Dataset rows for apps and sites

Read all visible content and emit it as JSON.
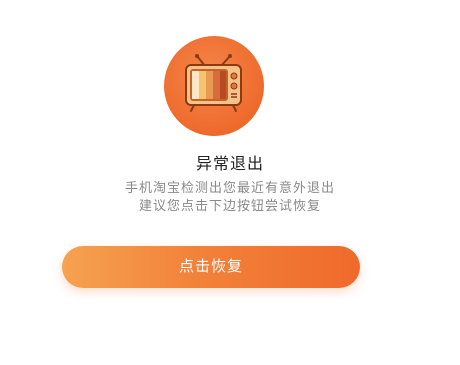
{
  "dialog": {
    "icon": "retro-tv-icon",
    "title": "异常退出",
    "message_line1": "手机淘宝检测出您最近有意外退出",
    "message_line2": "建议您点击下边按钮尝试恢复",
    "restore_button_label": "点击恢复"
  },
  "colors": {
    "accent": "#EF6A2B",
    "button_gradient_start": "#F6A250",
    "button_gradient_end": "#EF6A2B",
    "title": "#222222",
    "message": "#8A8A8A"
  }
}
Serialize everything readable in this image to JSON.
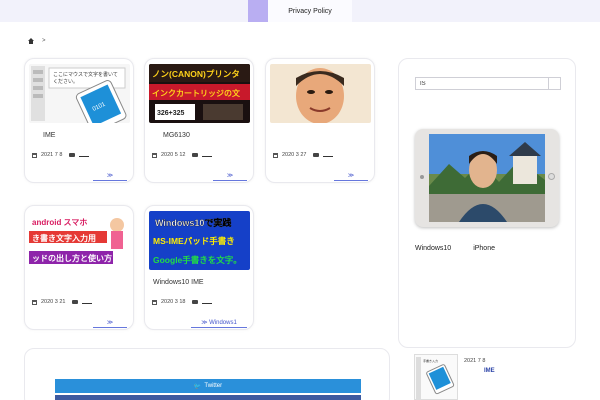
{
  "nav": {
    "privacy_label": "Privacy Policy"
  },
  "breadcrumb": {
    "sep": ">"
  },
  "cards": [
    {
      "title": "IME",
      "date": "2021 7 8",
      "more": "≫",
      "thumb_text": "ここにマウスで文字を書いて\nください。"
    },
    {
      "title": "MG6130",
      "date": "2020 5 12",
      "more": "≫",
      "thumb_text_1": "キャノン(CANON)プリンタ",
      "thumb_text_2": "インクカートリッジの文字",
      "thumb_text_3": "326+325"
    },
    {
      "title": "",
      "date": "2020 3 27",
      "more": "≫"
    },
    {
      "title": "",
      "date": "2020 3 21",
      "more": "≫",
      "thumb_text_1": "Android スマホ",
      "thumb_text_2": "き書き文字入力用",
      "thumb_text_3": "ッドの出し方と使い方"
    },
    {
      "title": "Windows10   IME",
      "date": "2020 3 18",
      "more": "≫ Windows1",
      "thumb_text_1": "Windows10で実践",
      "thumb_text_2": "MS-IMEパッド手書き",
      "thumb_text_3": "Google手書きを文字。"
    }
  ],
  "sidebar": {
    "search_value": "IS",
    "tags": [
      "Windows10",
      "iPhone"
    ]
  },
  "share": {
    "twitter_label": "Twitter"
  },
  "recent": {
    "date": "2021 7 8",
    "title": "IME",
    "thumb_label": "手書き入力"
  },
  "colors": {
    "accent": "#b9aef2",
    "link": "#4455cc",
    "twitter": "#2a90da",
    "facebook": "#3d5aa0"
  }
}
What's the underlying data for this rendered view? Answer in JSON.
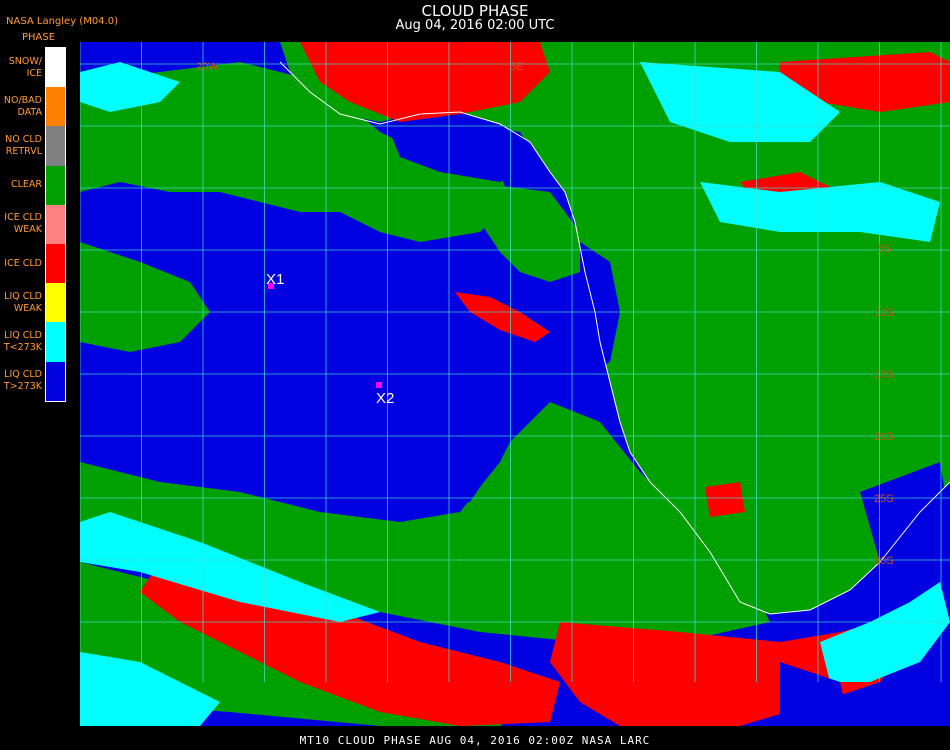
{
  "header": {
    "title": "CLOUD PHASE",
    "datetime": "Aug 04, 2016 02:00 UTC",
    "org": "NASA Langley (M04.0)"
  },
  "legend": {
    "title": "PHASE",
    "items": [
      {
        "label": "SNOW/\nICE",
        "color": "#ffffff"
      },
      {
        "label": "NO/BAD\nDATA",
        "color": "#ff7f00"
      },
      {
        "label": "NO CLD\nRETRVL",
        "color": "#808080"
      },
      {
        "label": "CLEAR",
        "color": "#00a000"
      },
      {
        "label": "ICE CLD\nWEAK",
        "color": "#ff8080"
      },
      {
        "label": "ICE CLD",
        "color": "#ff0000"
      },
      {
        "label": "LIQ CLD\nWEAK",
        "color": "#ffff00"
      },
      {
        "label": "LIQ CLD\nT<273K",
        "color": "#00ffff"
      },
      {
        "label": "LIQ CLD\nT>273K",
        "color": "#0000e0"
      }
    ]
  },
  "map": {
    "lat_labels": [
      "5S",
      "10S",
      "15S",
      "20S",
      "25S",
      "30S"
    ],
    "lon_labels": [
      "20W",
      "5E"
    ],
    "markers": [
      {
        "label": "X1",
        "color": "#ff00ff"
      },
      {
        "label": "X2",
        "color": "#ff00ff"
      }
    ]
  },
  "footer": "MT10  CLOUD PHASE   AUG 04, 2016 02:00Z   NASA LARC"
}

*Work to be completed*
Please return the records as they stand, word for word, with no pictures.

*Response*
Read all visible content and emit it as JSON.
{
  "dialog": {
    "icon": "retro-tv-icon",
    "title": "异常退出",
    "message_line1": "手机淘宝检测出您最近有意外退出",
    "message_line2": "建议您点击下边按钮尝试恢复",
    "restore_button_label": "点击恢复"
  },
  "colors": {
    "accent": "#EF6A2B",
    "button_gradient_start": "#F6A250",
    "button_gradient_end": "#EF6A2B",
    "title": "#222222",
    "message": "#8A8A8A"
  }
}
Serialize everything readable in this image to JSON.
{
  "nav": {
    "privacy_label": "Privacy Policy"
  },
  "breadcrumb": {
    "sep": ">"
  },
  "cards": [
    {
      "title": "IME",
      "date": "2021 7 8",
      "more": "≫",
      "thumb_text": "ここにマウスで文字を書いて\nください。"
    },
    {
      "title": "MG6130",
      "date": "2020 5 12",
      "more": "≫",
      "thumb_text_1": "キャノン(CANON)プリンタ",
      "thumb_text_2": "インクカートリッジの文字",
      "thumb_text_3": "326+325"
    },
    {
      "title": "",
      "date": "2020 3 27",
      "more": "≫"
    },
    {
      "title": "",
      "date": "2020 3 21",
      "more": "≫",
      "thumb_text_1": "Android スマホ",
      "thumb_text_2": "き書き文字入力用",
      "thumb_text_3": "ッドの出し方と使い方"
    },
    {
      "title": "Windows10   IME",
      "date": "2020 3 18",
      "more": "≫ Windows1",
      "thumb_text_1": "Windows10で実践",
      "thumb_text_2": "MS-IMEパッド手書き",
      "thumb_text_3": "Google手書きを文字。"
    }
  ],
  "sidebar": {
    "search_value": "IS",
    "tags": [
      "Windows10",
      "iPhone"
    ]
  },
  "share": {
    "twitter_label": "Twitter"
  },
  "recent": {
    "date": "2021 7 8",
    "title": "IME",
    "thumb_label": "手書き入力"
  },
  "colors": {
    "accent": "#b9aef2",
    "link": "#4455cc",
    "twitter": "#2a90da",
    "facebook": "#3d5aa0"
  }
}
What's the underlying data for this rendered view? Answer in JSON.
{
  "header": {
    "title": "CLOUD PHASE",
    "datetime": "Aug 04, 2016 02:00 UTC",
    "org": "NASA Langley (M04.0)"
  },
  "legend": {
    "title": "PHASE",
    "items": [
      {
        "label": "SNOW/\nICE",
        "color": "#ffffff"
      },
      {
        "label": "NO/BAD\nDATA",
        "color": "#ff7f00"
      },
      {
        "label": "NO CLD\nRETRVL",
        "color": "#808080"
      },
      {
        "label": "CLEAR",
        "color": "#00a000"
      },
      {
        "label": "ICE CLD\nWEAK",
        "color": "#ff8080"
      },
      {
        "label": "ICE CLD",
        "color": "#ff0000"
      },
      {
        "label": "LIQ CLD\nWEAK",
        "color": "#ffff00"
      },
      {
        "label": "LIQ CLD\nT<273K",
        "color": "#00ffff"
      },
      {
        "label": "LIQ CLD\nT>273K",
        "color": "#0000e0"
      }
    ]
  },
  "map": {
    "lat_labels": [
      "5S",
      "10S",
      "15S",
      "20S",
      "25S",
      "30S"
    ],
    "lon_labels": [
      "20W",
      "5E"
    ],
    "markers": [
      {
        "label": "X1",
        "color": "#ff00ff"
      },
      {
        "label": "X2",
        "color": "#ff00ff"
      }
    ]
  },
  "footer": "MT10  CLOUD PHASE   AUG 04, 2016 02:00Z   NASA LARC"
}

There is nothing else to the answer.